Welcome to our guide to Advanced Cardiovascular Life Support (ACLS). As healthcare providers, the expertise we acquire, and the decisions we make can drastically alter outcomes in critical situations. ACLS, an essential educational offering, equips us with the knowledge and skills to effectively manage cardiovascular emergencies, ultimately fostering a culture of patient-centered care.

ACLS revolves around six fundamental algorithms, which are step-by-step procedures for emergency cardiovascular care. Mastering these algorithms provides the backbone for successful ACLS applications.

EKG Interpretation

A critical part of this training involves EKG interpretation. An Electrocardiogram (EKG) represents the heart’s electrical activity, reflecting its structure and function. Recognizing different “Rhythm Neighborhoods” and understanding how to analyze the rate, rhythm, P waves, QRS waves, and ST segments on an EKG is central to appropriate decision-making in emergencies.

Cardiac Arrest

Cardiac arrest requires immediate recognition and initiation of CPR compressions. Automated External Defibrillators (AEDs), when available, deliver an electrical shock to restore normal heart rhythm. Advanced care in such scenarios might necessitate the use of Epinephrine, Antidysrhythmics like Amiodarone, and procedures like intubation to secure the airway.

Reversible Causes of Cardiac Arrest

ACLS is a team effort, and effective team dynamics contribute to successful patient outcomes. Within this framework, understanding the H’s and T’s, that is, the reversible causes of cardiac arrest, is critical. These include hypoxia, hypovolemia, acidosis, temperature extremes, hyperkalemia, cardiac tamponade, tension pneumothorax, coronary and pulmonary thrombosis, and exposure to toxins.


Return of Spontaneous Circulation (ROSC) represents a vital step toward patient recovery. It involves recognizing the return of pulse and monitoring capnography and blood pressure. Subsequent measures include maintaining pressure and oxygenation, possibly inducing therapeutic hypothermia (32-36 degrees Celsius), and obtaining a 12-lead EKG.
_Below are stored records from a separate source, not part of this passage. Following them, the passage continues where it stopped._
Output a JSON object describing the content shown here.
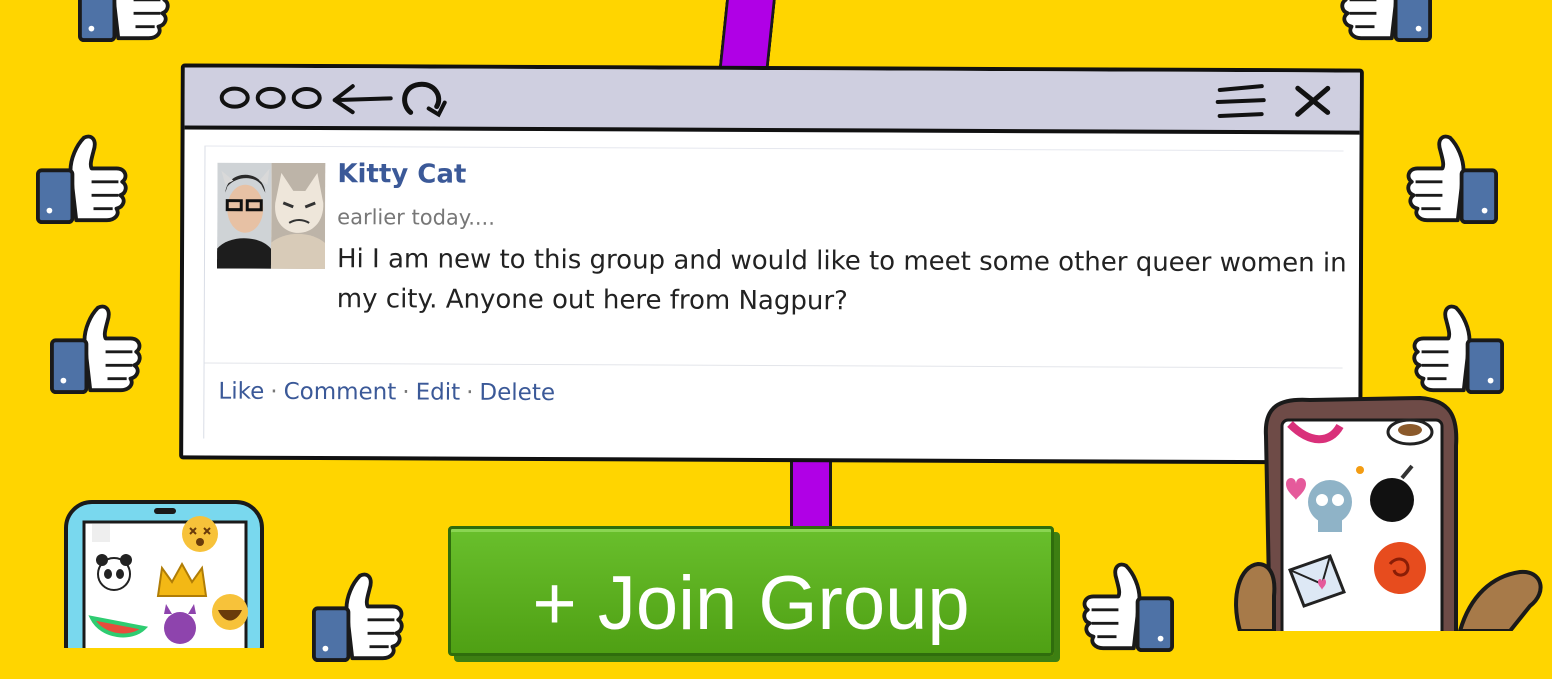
{
  "window": {
    "toolbar": {
      "left_icons": [
        "circle-icon",
        "circle-icon",
        "circle-icon",
        "back-arrow-icon",
        "refresh-icon"
      ],
      "right_icons": [
        "menu-icon",
        "close-icon"
      ]
    }
  },
  "post": {
    "author": "Kitty Cat",
    "time": "earlier today....",
    "message": "Hi I am new to this group and would like to meet some other queer women in my city. Anyone out here from Nagpur?",
    "actions": [
      "Like",
      "Comment",
      "Edit",
      "Delete"
    ],
    "separator": "·"
  },
  "join_button": {
    "label": "+ Join Group"
  },
  "colors": {
    "background": "#FFD500",
    "toolbar": "#CFCFE0",
    "link": "#3B5998",
    "button": "#5DB01E",
    "stem": "#B000E6"
  },
  "decorations": {
    "thumb_icon": "thumbs-up-icon",
    "left_phone": "emoji-phone",
    "right_phone": "sticker-phone"
  }
}
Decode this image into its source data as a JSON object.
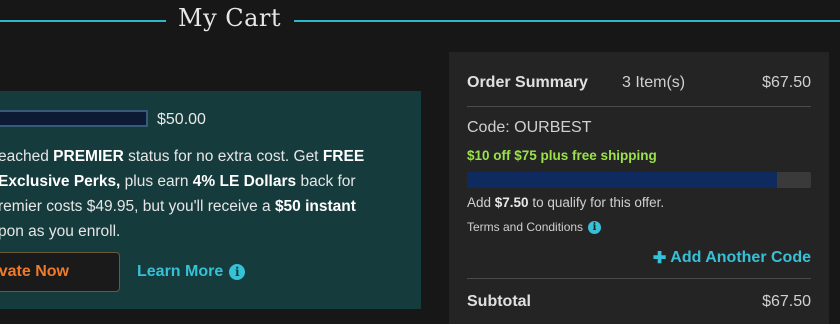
{
  "header": {
    "title": "My Cart"
  },
  "promo": {
    "progress_value": "$50.00",
    "text": {
      "l1_a": "eached ",
      "l1_b": "PREMIER",
      "l1_c": " status for no extra cost. Get ",
      "l1_d": "FREE",
      "l2_a": "Exclusive Perks,",
      "l2_b": " plus earn ",
      "l2_c": "4% LE Dollars",
      "l2_d": " back for",
      "l3_a": "remier costs $49.95, but you'll receive a ",
      "l3_b": "$50 instant",
      "l4": "pon as you enroll."
    },
    "activate_label": "vate Now",
    "learn_more_label": "Learn More"
  },
  "summary": {
    "title": "Order Summary",
    "items": "3 Item(s)",
    "total": "$67.50",
    "code": "Code: OURBEST",
    "offer": "$10 off $75 plus free shipping",
    "offer_progress_fraction": 0.9,
    "qualify_prefix": "Add ",
    "qualify_amount": "$7.50",
    "qualify_suffix": " to qualify for this offer.",
    "terms": "Terms and Conditions",
    "add_code_label": "Add Another Code",
    "subtotal_label": "Subtotal",
    "subtotal_value": "$67.50"
  },
  "colors": {
    "accent": "#36c1d6",
    "promo_bg": "#163b3d",
    "offer_green": "#9be24a",
    "cta_orange": "#f07a2a"
  },
  "icons": [
    "info-icon",
    "plus-icon"
  ]
}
Tachycardia and Bradycardia

Once stability is achieved, regular monitoring of blood pressure, perfusion, and symptoms continues. Here, provider judgment plays a pivotal role in identifying and managing tachycardia and bradycardia. For tachycardia, interventions range from vagal maneuvers and Adenosine to cardioversion. Bradycardia management might involve consultation with a specialist, and the use of Atropine, pacing, or Chronotropic agents.


Acute Coronary Syndrome (ACS) and strokes are further emergencies addressed in ACLS. Recognizing ACS—STEMI vs. NSTEMI—and following the MONA protocol (Morphine, Oxygen, Nitroglycerin, and Aspirin) along with catheterization when necessary, can save lives. 

In the case of a suspected stroke, using stroke identifiers and scales helps diagnose. BEFAST (Balance, Eyes, Face, Arms, Speech, and Time) is an effective tool to quickly recognize stroke symptoms. CT scans help rule out hemorrhage, and treatment might involve thrombolytics, blood thinners, pressure control, and managing Large Vessel Occlusions (LVOs).

ACLS is more than just a course—it’s a comprehensive toolset that empowers healthcare providers to act decisively in cardiovascular emergencies. By mastering the techniques and protocols in this guide, we can create a significant impact—saving lives when it matters most.